The volume spanning feature of Drive Extender, in which two or more drives are used as one large storage volume, is available using the Dynamic Disks feature as in any other Windows Server release.


  1. ^ a b
  2. ^ a b
  3. ^ a b c
  4. ^
  5. ^
  6. ^
  7. ^
  8. ^
  9. ^
  10. ^
  11. ^
  12. ^
  13. ^
  14. ^
  15. ^
  16. ^
  17. ^
  18. ^
  19. ^
  20. ^
This article was sourced from Creative Commons Attribution-ShareAlike License; additional terms may apply. World Heritage Encyclopedia content is assembled from numerous content providers, Open Access Publishing, and in compliance with The Fair Access to Science and Technology Research Act (FASTR), Wikimedia Foundation, Inc., Public Library of Science, The Encyclopedia of Life, Open Book Publishers (OBP), PubMed, U.S. National Library of Medicine, National Center for Biotechnology Information, U.S. National Library of Medicine, National Institutes of Health (NIH), U.S. Department of Health & Human Services, and, which sources content from all federal, state, local, tribal, and territorial government publication portals (.gov, .mil, .edu). Funding for and content contributors is made possible from the U.S. Congress, E-Government Act of 2002.
Crowd sourced content that is contributed to World Heritage Encyclopedia is peer reviewed and edited by our editorial staff to ensure quality scholarly research articles.
By using this site, you agree to the Terms of Use and Privacy Policy. World Heritage Encyclopedia™ is a registered trademark of the World Public Library Association, a non-profit organization.

Copyright © World Library Foundation. All rights reserved. eBooks from Project Gutenberg are sponsored by the World Library Foundation,
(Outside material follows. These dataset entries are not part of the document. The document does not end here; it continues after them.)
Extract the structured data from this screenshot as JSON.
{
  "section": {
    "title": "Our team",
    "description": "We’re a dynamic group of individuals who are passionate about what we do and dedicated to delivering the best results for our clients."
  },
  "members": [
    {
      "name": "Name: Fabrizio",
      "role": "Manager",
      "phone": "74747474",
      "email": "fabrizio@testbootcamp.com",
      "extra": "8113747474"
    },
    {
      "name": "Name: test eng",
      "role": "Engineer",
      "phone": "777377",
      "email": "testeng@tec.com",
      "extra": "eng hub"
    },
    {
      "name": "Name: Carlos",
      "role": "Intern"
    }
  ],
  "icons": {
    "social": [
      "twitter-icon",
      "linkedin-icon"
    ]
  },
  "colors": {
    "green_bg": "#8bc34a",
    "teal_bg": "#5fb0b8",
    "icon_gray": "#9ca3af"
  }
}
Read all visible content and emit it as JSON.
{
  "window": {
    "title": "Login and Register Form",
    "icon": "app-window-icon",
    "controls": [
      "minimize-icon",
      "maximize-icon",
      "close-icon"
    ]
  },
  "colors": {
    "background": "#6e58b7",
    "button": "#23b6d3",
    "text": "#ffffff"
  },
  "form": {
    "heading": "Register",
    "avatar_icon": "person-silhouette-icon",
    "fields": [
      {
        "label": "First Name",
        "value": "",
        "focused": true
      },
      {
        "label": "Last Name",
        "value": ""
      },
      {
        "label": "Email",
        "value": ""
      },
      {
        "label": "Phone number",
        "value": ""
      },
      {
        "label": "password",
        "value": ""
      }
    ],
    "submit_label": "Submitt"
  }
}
a 501c(4) Member's Support Non-Profit Organization, and is NOT affiliated with any governmental agency or department.